§ ACTIVITY: For the word "other", count the lines below that contain it. Give the number alone.

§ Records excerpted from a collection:
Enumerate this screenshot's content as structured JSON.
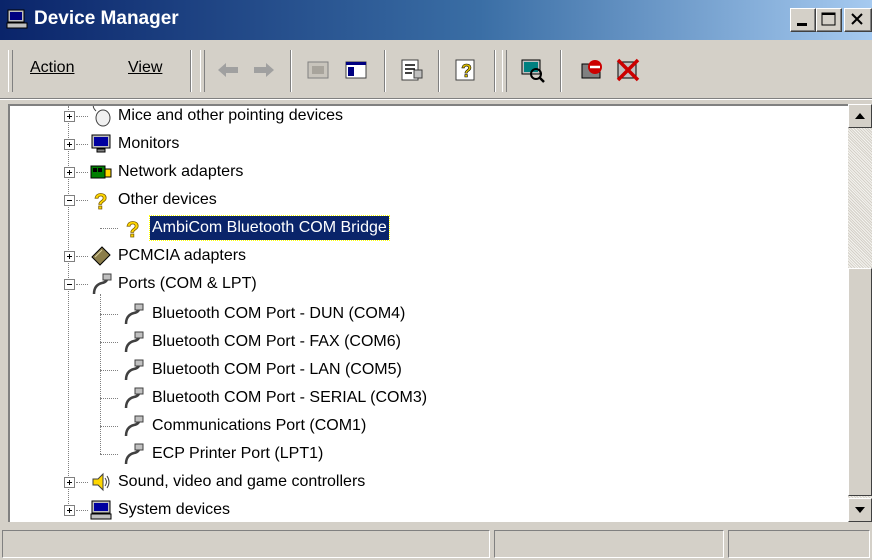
{
  "window": {
    "title": "Device Manager"
  },
  "menu": {
    "action": "Action",
    "view": "View"
  },
  "toolbar_icons": [
    "back-arrow-icon",
    "forward-arrow-icon",
    "up-folder-icon",
    "show-hide-tree-icon",
    "properties-icon",
    "help-icon",
    "scan-hardware-icon",
    "disable-device-icon",
    "uninstall-device-icon"
  ],
  "tree": {
    "mice": "Mice and other pointing devices",
    "monitors": "Monitors",
    "network": "Network adapters",
    "other": "Other devices",
    "ambicom": "AmbiCom Bluetooth COM Bridge",
    "pcmcia": "PCMCIA adapters",
    "ports": "Ports (COM & LPT)",
    "port_dun": "Bluetooth COM Port - DUN (COM4)",
    "port_fax": "Bluetooth COM Port - FAX (COM6)",
    "port_lan": "Bluetooth COM Port - LAN (COM5)",
    "port_serial": "Bluetooth COM Port - SERIAL (COM3)",
    "port_com1": "Communications Port (COM1)",
    "port_lpt1": "ECP Printer Port (LPT1)",
    "sound": "Sound, video and game controllers",
    "system": "System devices"
  },
  "colors": {
    "titlebar_start": "#0a246a",
    "titlebar_end": "#a6caf0",
    "selection": "#0a246a",
    "chrome": "#d4d0c8"
  }
}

§ SOLUTION: 2